From the People's Daily app.
And this is Story in the Story.
A recent report on China's emerging occupations in the services industry this year shows that not only has a new batch of jobs been created, but new digital-oriented professions are also defining the industry.
The report was jointly released by Meituan Dianping, a Chinese e-commerce platform for a host of services, and Zhilian Zhaopin, one of China's top job-hunting websites.
It encompasses professions such as home party operator, escape room designer, pet photographer, scalp therapist, sundry sorter, Counter-Strike coach, bartender and fitness instructor.
According to the report, most professionals working in these jobs are highly educated, in addition to earning high income, and seeking a work-life balance. Almost 70 percent have a degree higher than junior college, and a quarter of them have salaries higher than 10,000 yuan ($1,470).
Today’s Story in the Story looks at how young Chinese workers are pioneering new industries by following their passions.
Sun Xuli teaches students programming at Coding March, a teenager programming training agency in Pudong, Shanghai. (Photo: Global Times)
People born between 1990 and 2000 make up the bulk of these new professions. According to the report, generations born after the 1980s and 1990s occupy more than 90 percent of this job market. Half were born after the 1990s, and over 22 percent were born after 1995.
As opposed to their parents, younger generations tend to be open to a wider range of professions such as online restaurant designer, cat stroker, or other jobs outside of traditional occupations.
They are described as free, confident, self-incentivized, and having pride in their work.
"Slash youth" is a term describing young people who have more than one area of expertise, a common trait among recent job holders. Nearly 20 percent of new job holders have one or more part-time jobs.
Yang Kesi, 29, founded a programming school in Shanghai for teenagers in 2016, after selling an overseas study agency startup.
"I decided to establish my own programming school as I was not satisfied with existing training services in Shanghai," Yang said.
In the past three years, he has seen that more attention is paid to programming education by parents and students.
"I have changed my students' lives by teaching them programming and helping them receive offers from world-famous universities like Columbia and Stanford," added Yang.
"I think I have created a new section of education."
An escape room designed by Tu Chao in Chengdu in China's Sichuan Province (Photo: Global Times)
Tu Chao, 31, owner of a Chengdu-based escape room design company, quit his job at a state-owned mining enterprise to start his own business with a colleague from the same workplace.

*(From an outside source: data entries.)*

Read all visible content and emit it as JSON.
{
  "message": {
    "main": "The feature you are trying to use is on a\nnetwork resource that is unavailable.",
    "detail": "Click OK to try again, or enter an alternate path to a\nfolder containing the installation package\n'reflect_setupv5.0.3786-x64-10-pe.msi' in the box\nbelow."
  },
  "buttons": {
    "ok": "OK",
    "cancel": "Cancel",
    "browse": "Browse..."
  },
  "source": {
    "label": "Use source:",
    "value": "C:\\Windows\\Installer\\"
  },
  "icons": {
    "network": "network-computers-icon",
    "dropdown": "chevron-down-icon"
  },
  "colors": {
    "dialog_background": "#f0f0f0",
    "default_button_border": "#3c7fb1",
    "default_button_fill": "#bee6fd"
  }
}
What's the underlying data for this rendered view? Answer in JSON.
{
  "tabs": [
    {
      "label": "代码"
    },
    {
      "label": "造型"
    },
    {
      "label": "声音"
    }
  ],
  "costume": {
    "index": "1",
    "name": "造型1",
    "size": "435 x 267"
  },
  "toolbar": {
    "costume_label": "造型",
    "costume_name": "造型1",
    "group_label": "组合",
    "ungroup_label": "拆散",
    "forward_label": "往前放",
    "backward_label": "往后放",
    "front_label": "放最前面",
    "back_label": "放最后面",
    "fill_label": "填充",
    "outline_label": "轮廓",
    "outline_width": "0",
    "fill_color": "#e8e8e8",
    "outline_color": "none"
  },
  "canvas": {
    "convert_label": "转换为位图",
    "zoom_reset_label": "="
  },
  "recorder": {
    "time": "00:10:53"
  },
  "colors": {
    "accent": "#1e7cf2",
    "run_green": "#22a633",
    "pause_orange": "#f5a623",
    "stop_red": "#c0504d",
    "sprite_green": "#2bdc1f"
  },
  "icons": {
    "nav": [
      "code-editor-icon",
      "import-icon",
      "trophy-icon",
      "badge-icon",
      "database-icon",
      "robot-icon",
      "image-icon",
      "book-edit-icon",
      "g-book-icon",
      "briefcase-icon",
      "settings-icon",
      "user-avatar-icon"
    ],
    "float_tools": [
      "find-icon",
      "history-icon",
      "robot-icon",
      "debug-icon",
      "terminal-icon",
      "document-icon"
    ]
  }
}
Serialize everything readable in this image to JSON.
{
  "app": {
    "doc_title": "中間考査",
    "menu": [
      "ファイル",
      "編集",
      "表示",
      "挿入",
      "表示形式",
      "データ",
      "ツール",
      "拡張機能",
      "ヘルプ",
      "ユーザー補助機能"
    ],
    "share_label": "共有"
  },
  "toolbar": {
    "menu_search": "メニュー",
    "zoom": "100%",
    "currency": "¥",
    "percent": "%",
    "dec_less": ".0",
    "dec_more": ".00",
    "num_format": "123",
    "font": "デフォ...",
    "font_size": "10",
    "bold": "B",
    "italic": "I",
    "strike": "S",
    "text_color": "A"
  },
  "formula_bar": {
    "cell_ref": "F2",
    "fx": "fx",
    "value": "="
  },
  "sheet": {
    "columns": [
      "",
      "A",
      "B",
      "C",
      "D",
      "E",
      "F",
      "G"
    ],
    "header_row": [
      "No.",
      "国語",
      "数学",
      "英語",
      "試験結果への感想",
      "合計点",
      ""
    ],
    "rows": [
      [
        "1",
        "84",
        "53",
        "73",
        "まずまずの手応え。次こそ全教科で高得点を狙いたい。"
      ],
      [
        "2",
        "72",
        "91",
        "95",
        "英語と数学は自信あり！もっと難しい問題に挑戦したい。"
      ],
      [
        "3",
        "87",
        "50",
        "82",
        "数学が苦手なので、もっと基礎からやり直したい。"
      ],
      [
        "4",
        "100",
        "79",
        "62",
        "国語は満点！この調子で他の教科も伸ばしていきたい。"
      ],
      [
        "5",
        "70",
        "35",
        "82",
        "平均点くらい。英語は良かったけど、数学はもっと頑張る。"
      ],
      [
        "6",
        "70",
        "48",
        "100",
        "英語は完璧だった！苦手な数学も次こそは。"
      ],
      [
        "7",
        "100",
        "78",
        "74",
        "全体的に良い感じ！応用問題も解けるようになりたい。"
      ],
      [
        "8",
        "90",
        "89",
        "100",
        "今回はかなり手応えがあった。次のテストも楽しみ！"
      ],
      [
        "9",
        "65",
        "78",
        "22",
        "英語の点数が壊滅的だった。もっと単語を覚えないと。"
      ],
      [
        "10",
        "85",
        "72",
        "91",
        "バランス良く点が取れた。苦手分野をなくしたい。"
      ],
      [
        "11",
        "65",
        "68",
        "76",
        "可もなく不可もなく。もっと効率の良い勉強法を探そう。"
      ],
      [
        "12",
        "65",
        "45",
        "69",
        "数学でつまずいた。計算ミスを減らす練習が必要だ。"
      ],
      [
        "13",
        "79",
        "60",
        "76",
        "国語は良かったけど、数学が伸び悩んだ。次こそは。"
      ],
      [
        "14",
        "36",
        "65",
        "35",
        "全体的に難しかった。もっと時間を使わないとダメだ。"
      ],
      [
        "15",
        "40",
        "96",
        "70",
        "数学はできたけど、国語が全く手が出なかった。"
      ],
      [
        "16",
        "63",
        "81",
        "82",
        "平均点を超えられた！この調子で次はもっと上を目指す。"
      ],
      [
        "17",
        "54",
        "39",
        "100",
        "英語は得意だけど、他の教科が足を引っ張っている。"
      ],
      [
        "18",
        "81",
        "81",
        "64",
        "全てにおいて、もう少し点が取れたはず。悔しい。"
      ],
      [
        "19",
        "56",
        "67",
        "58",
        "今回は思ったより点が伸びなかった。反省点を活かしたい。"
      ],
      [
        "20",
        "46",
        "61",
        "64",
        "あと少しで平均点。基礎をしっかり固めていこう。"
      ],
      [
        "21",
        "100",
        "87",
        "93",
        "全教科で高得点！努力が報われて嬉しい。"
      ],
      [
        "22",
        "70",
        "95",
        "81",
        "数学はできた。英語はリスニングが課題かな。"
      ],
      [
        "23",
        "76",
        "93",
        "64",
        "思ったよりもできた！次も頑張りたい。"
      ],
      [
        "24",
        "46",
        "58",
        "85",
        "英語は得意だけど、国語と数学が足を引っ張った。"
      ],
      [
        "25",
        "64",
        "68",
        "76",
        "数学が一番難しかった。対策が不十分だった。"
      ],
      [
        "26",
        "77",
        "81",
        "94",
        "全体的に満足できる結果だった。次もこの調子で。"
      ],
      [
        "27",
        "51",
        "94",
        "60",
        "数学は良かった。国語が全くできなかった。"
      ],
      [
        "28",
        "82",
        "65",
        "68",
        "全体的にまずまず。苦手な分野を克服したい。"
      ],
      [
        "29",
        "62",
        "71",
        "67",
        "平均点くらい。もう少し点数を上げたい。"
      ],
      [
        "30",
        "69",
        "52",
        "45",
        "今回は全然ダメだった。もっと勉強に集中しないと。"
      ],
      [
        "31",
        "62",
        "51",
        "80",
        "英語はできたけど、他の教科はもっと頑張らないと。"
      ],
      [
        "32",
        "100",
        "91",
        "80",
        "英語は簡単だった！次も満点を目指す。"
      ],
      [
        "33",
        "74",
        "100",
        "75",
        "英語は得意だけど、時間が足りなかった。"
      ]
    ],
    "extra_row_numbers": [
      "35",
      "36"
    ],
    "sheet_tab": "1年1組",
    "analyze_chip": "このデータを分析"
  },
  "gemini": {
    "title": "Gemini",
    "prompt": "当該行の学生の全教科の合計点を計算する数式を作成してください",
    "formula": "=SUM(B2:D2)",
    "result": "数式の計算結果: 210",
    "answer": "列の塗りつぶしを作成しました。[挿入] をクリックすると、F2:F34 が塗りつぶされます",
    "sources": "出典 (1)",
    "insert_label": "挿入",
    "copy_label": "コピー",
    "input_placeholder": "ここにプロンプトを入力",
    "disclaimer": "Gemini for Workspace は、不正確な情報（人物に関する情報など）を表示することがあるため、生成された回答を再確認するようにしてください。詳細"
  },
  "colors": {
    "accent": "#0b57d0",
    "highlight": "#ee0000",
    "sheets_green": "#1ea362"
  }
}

"When I introduced my business to ten friends, none of them had heard of it before. My cousin mocked me and said that it might be better to sell noodles," he recalled.
Now his company is producing its own original storylines and differentiating its designs, some of which are styled after movies.
Lai Youwei, head of Meituan Research Institute, Meituan Dianping, said that this wave of new professions has resulted from vigorous development of the services industry as consumer demand grows more personalized.
The top five reasons for the growth of these new jobs include the fast development of promising industries, passion, opportunities to work with different people, the appeal of trying new things, and flexible working hours, Lai analyzed.
The driving force of synergy development across different sectors dominates this job market. This unique professional landscape offers a new generation in the workforce opportunities to combine their interests and personalities, said Meng Qingwei, vice chairman of China Talent Research Institute.
According to Meng, three factors are critical in these new emerging professions: an understanding of the connections between majors and careers in the era of artificial intelligence, a thorough comprehension of one's own potential, and professionalism and flexibility.
"We can see that people who are taking new occupations are gaining more control, and this might be attributed to their online hours, with clear plans [to their career path]. Most of the young entrants witness the fast growth in the Chinese economy; they are more confident to choose the jobs they love," Lai concluded.
The Meituan Dianping report called for acknowledgement of the services industry and a more flexible job market.
"[Society] needs to push forward the convergence of digital technology and the services industry while developing a bigger talent pool," the report said.
(Produced by Nancy Yan Xu, Brian Lowe, Lance Crayon and Paris Yelu Xu. Music by: bensound.com. Text from Global Times.)